→ **Task to carry out**
Please return every line of the records below that holds the word "this".

Content starts

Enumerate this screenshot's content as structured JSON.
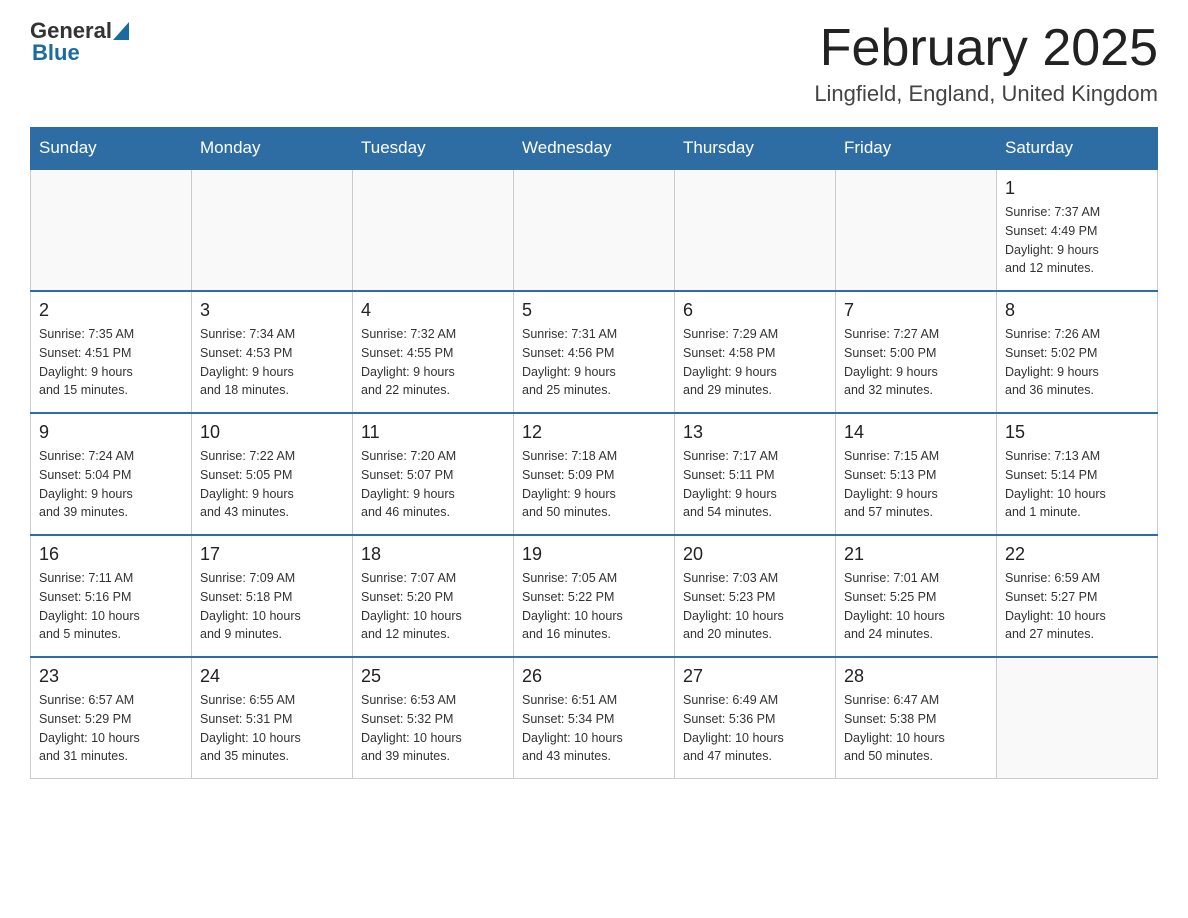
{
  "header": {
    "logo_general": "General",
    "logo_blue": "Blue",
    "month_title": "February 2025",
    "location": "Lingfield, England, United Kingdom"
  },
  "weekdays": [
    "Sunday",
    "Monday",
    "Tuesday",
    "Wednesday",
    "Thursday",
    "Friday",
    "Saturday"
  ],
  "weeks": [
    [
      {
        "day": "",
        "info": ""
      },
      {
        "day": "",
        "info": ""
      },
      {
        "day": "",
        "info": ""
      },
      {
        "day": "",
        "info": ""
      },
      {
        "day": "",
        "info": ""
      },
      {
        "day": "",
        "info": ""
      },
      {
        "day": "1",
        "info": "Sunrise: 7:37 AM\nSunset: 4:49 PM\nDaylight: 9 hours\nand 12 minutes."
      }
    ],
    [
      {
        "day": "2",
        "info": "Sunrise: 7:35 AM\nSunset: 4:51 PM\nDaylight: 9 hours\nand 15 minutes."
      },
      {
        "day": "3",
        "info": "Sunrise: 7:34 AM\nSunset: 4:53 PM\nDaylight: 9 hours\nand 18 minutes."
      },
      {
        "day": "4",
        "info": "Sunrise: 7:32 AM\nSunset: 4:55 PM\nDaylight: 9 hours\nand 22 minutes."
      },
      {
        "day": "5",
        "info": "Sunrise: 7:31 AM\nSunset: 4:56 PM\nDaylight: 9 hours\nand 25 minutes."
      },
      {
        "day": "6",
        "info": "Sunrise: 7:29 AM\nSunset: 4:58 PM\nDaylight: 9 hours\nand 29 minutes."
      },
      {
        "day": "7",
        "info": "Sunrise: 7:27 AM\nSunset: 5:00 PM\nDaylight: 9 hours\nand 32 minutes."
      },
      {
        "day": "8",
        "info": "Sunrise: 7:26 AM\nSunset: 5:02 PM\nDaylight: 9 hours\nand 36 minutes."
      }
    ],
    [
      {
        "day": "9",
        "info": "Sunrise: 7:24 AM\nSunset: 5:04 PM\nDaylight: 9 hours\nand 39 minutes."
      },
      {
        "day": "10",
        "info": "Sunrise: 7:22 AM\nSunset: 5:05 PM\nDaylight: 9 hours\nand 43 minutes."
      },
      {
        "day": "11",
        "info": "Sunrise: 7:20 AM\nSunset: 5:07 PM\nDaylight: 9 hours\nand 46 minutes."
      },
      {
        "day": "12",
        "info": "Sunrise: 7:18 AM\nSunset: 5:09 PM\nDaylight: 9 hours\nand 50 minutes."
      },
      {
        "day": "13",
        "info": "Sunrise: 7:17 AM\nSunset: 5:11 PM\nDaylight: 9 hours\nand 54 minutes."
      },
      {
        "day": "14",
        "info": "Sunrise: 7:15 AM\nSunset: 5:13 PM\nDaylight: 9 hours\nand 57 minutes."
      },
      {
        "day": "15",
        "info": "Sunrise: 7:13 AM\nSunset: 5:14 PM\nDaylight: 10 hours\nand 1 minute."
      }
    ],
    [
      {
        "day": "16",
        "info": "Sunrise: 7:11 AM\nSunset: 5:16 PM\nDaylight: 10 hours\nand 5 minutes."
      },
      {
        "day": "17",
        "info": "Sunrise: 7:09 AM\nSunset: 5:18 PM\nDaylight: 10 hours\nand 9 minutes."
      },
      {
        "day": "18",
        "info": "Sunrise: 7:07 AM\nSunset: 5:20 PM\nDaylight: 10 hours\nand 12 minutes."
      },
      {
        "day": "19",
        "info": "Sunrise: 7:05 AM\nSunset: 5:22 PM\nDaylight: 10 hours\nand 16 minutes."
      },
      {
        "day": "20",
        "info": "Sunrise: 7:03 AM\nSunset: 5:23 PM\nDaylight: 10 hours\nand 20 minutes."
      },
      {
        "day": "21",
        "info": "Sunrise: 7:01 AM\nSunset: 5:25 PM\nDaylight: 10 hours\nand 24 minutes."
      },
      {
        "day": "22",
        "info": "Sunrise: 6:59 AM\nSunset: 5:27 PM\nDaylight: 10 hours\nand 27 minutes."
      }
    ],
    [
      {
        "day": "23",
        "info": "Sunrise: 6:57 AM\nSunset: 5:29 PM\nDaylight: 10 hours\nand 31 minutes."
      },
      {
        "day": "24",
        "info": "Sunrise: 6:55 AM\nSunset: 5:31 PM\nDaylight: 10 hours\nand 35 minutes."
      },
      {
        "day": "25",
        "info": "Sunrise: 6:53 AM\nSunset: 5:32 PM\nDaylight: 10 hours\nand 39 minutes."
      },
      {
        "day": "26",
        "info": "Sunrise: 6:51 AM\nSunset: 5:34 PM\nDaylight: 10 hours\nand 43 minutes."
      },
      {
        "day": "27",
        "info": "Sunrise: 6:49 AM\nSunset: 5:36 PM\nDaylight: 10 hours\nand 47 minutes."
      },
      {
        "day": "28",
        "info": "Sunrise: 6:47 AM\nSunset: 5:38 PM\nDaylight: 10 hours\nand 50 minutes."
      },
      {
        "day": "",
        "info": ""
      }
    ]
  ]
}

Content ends
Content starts

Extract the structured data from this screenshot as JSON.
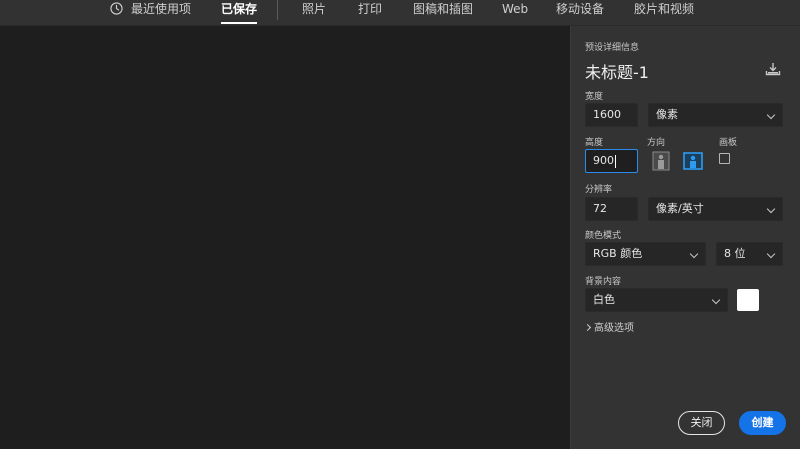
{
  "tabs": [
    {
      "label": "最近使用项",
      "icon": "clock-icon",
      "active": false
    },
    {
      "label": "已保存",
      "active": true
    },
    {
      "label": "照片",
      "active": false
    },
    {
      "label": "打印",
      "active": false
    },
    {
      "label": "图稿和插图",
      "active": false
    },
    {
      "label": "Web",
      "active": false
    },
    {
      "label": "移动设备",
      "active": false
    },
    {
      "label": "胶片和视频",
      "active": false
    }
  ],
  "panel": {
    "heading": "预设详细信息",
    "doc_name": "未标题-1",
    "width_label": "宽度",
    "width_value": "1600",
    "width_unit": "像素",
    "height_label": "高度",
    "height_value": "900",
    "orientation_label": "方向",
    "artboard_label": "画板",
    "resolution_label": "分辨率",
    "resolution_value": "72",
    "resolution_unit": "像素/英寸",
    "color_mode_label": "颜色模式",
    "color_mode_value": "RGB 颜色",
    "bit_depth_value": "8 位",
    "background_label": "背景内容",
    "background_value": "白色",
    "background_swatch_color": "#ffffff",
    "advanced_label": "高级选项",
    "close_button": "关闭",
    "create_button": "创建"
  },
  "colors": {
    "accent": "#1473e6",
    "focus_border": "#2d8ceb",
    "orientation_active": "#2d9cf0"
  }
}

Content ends

→ **Result**
Enumerate this screenshot's content as structured JSON.
Extract the structured data from this screenshot as JSON.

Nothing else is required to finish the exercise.